- All labour market parties have voiced their dissent towards the proposal, Niemi-Laine says. Both trade union confederations and the employers' federation expressed their doubts in respect of the proposal.
Nonetheless, the Ministry of Economic Affairs and Employment decided to forge ahead with the drafting of a proposal, even though it is formed on a basis that has been widely criticised.
The Trade Union for the Public and Welfare Sectors JHL do not accept that employees should be the ones who should have to pay the price of the planned flexibility in working hours.
JHL is especially worried about the plans to allow longer working hours during period and nighttime work. Irregular work and especially working in shifts would exhaust employees even more than it does already.
A major worry for JHL President Päivi Niemi-Laine is that there is no sensible proposal on how to implement the control of working hours in a reasonable way.

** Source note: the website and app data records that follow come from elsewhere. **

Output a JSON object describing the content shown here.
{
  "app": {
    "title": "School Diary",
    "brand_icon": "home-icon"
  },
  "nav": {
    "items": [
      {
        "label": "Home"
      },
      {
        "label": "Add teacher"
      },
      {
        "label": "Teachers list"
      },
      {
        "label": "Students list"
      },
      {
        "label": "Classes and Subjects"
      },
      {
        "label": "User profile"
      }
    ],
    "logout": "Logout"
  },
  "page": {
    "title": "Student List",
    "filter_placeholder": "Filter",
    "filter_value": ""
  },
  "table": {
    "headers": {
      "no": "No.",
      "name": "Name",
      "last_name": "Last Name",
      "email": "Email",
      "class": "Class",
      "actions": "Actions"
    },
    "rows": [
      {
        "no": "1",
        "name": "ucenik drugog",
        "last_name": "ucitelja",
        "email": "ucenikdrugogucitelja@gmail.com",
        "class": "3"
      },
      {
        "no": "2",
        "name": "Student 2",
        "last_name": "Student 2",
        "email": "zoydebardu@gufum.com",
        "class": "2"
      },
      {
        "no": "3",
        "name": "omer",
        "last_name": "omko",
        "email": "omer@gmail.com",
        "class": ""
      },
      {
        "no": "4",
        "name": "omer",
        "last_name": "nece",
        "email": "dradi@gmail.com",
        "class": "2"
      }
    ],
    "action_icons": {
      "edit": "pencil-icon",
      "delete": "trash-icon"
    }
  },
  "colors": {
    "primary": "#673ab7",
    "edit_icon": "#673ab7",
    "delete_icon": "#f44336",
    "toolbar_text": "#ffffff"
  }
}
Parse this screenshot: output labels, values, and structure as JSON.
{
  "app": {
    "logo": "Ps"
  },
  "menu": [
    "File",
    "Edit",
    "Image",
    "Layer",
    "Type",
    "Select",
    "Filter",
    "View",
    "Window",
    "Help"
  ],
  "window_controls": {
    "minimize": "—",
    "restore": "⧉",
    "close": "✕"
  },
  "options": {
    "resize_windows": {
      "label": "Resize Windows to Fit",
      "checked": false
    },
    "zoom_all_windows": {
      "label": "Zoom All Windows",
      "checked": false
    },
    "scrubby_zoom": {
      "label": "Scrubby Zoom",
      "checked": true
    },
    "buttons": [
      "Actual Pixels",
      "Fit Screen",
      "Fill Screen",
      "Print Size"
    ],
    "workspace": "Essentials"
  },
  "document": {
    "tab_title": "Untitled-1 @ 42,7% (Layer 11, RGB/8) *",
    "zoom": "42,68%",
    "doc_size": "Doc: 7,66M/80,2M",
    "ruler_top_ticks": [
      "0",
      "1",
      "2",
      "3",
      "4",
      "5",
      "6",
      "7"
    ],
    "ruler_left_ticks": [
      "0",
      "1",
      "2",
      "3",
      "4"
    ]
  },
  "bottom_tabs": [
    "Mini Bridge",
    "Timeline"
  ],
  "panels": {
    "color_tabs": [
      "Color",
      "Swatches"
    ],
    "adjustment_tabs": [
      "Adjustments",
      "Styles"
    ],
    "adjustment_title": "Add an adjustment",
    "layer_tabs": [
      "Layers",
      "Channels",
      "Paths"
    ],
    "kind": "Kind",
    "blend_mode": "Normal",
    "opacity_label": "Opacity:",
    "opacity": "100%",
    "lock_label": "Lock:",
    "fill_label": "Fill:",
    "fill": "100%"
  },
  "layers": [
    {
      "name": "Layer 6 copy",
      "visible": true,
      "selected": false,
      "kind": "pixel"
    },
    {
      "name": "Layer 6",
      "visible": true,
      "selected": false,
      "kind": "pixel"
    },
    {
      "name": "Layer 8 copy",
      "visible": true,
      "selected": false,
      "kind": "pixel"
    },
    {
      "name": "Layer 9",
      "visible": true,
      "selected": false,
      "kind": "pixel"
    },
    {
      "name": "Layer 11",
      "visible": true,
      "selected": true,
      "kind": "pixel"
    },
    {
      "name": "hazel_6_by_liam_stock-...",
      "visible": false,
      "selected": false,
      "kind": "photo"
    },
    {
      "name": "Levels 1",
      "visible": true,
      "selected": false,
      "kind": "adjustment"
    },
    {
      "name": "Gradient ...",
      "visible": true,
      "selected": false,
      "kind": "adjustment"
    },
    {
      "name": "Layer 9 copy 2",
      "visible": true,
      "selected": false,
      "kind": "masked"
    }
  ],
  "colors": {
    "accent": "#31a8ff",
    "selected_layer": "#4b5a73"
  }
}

- It is possible to extend local company level bargaining if the control of working hours is increased and employees organisations are allowed the right to class action suits. But, these are not included in the Ministry proposal.
Another major disappointment is that the Ministry proposal for flexible working hours ignores those with temporary jobs, Niemi-Laine says.
- The proposal of the Ministry does nothing to diminish the insecurity that many young people already feel in working life. One glaring example is that it will be even more difficult to start and raise a family while income insecurity remains such a paramount concern.
The proposal of Ministry of Economic Affairs and Employment for the new Working Hours Act has now been presented and the Government will put a draft bill before Parliament later this year.